A certain young man had decided on what he considered the most profitable way of investing his life.
“Well, George, what are you going to make of yourself?” an older friend asked him one day when they were discussing the issues of life.
“I have decided to take a course in law,” said the youth, with pride and satisfaction.
“Yes, and then what?” asked the older friend quietly.
“I am going to do my level best to be the leading lawyer in the state.”
“And then what?”
“Oh, I suppose I’ll get married; have a nice home and lots of money. Anyway, I mean to make my mark in the world.”
“And then what?” came the question in the same quiet tone.
“Then what?” repeated the lad rather nervously. His friend was leading on a bit too rapidly to thoughts that he did not wish to entertain. “Then what?” he said again rather slowly—“Why, I suppose I shall die as other men have done.”
And then what?” asked his friend, with the same steady gaze.
The young man made no reply, but the look in his eye gave evidence that the question had not missed the mark. And after the older friend had gone, the young man reviewed their visit. “Then what?” he asked himself when alone in his room. Somehow a great many things looked different.
During that quiet visit with himself he caught a vision of the gulf that lay beyond the long, long trail; and being a boy who thought deeply when his heart led the way, he concluded that after all no investment of life could be genuinely profitable that did not make ample provision for a sure passage across the gulf that lies beyond that long, long trail.
That was many years ago. Today that one-time young man looks back upon more than a half century spent in soul-winning work.

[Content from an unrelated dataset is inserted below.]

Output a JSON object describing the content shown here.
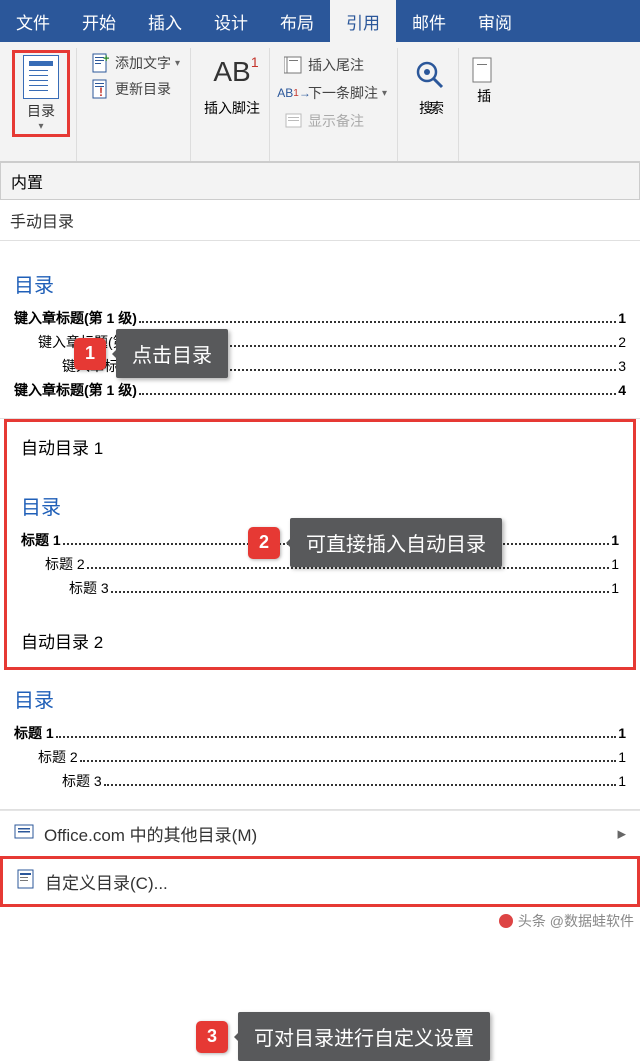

Has he regretted the choice he finally made?—Could you see his beaming face, you would know before he told you that he is grateful beyond words for the investment he made of his life. — Adapted from a story by Matilda E. Andross
Christopher Hufnagel pastors the Wellsville, Wayland, Olean, and Bath churches in New York